|The Sahel in Africa, one of the most environmentally degraded areas on earth.|
Thursday, May 23, 2013
Can livestock really reverse desertification?
Desertification is the process of a fertile area of land becoming increasingly dry to the point that it loses its water sources and its vegetation and wildlife. This is typically caused by climate change and human activity, such as overgrazing, deforestation and tilling the land for agriculture. Desertification is a problem that needs to be addressed soon.

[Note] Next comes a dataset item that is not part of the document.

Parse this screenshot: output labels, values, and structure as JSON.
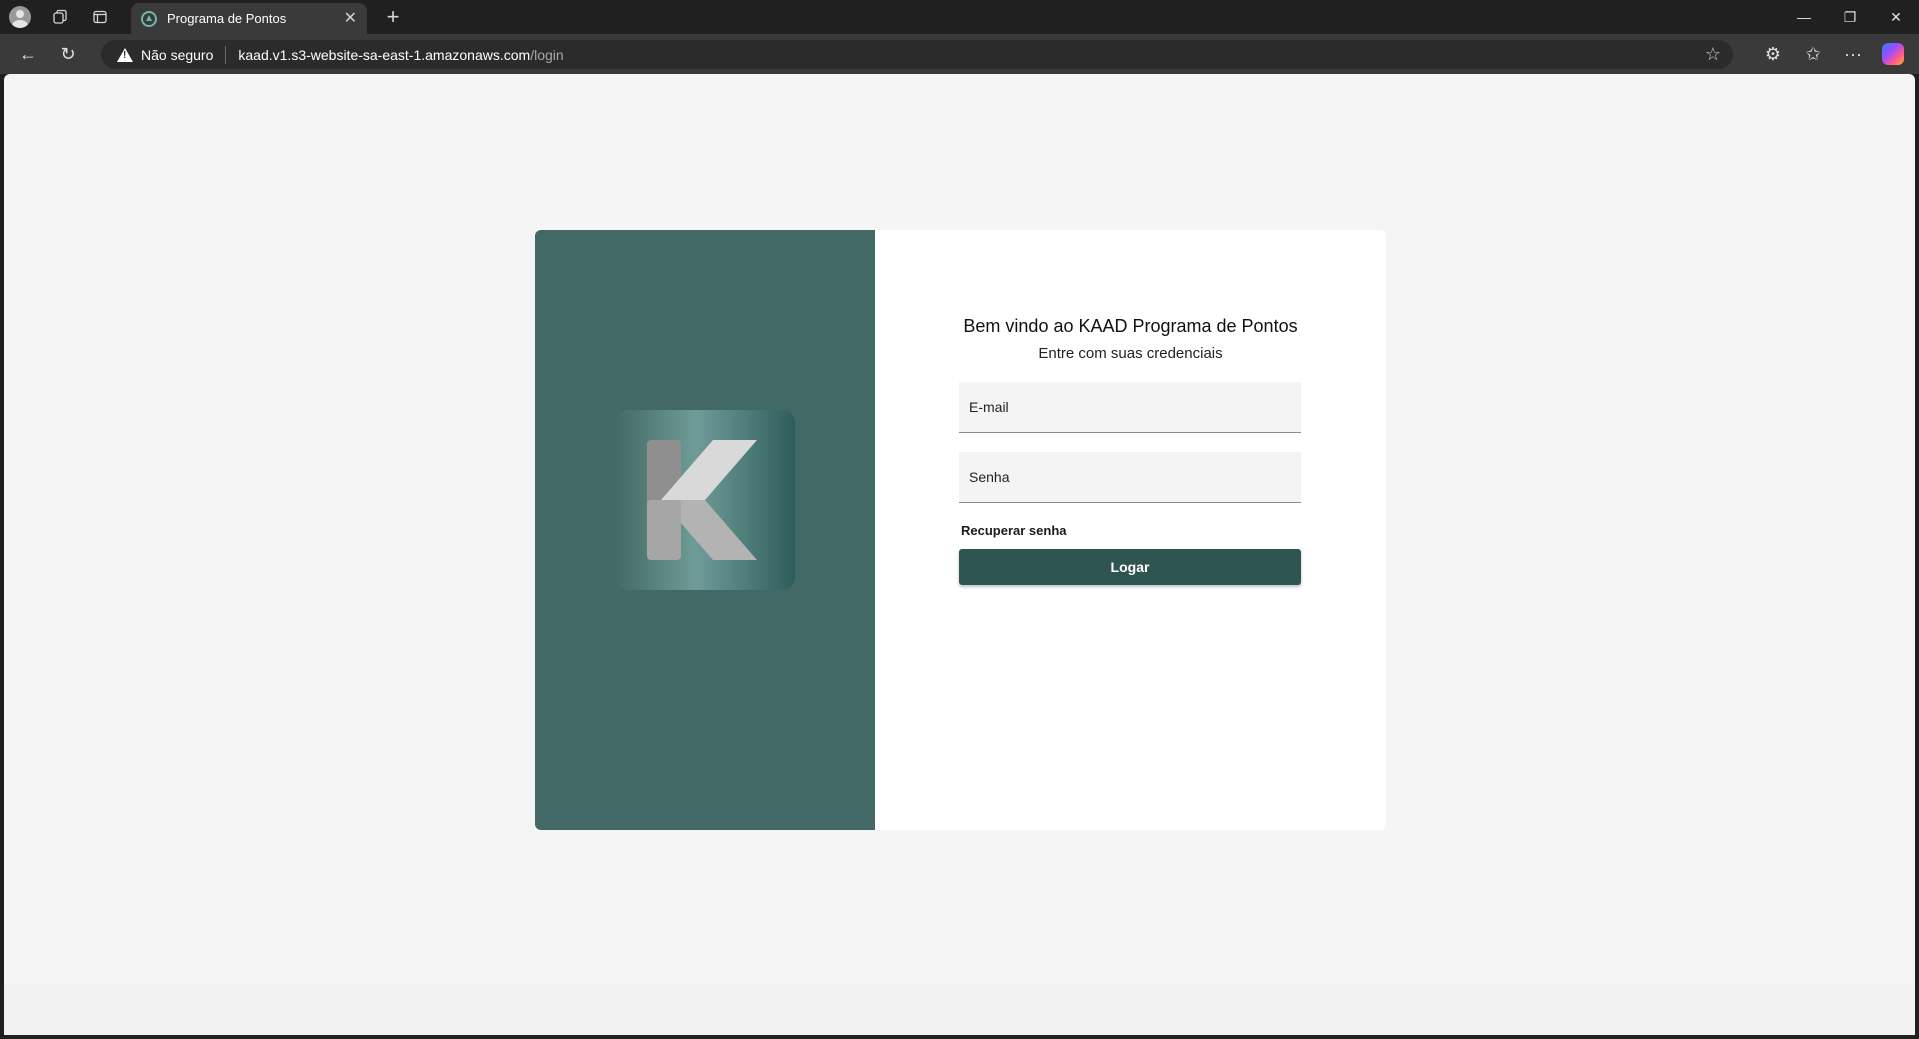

In Alan Savory’s TED talk, he describes his method of reversing desertification by using herds of livestock to mimic nature. These herds would help promote the biological decay of the grasses and plants by stomping, defecating, chewing, and spitting on them. It would also promote the soil’s ability to absorb water. In his TED talk, he claims that the livestock would not require any extra feed to compensate for the limited natural resources available to the livestock on the dried-out land.
Unfortunately, as pointed out in James McWilliams’ article All Sizzle and No Steak, Savory has not had much luck reproducing his results in other areas of the world. McWilliams stated that “whereas Savory insists that his methods will revive grasses, ‘the most complete study in North America’ on the impact of holistic management on prairie grass found ‘a definite decline’ of plant growth on mixed prairie and rough fescue areas.” McWilliams also refers to other studies that have pointed out that Savory’s methods are either no better than other methods for management of desertification, or that his methods have actually led to desertification in some areas.
I think that if Savory’s methods work in certain areas, then he should continue to implement them there. The fact is that these methods are not working everywhere. We should focus our efforts on ways to reverse desertification by looking at each area of land individually. Not all desertification is caused by the same thing, so one method will not work for each area. Savory believes that his methods will work in all areas, yet not all areas affected by desertification have the same climate, which is most likely why his methods are not reproducible in all areas. Desertification is definitely a problem that needs to be addressed. Savory’s methods might work in some areas, and should be used in those areas. Focus now needs to be shifted to new methods that will work in other areas.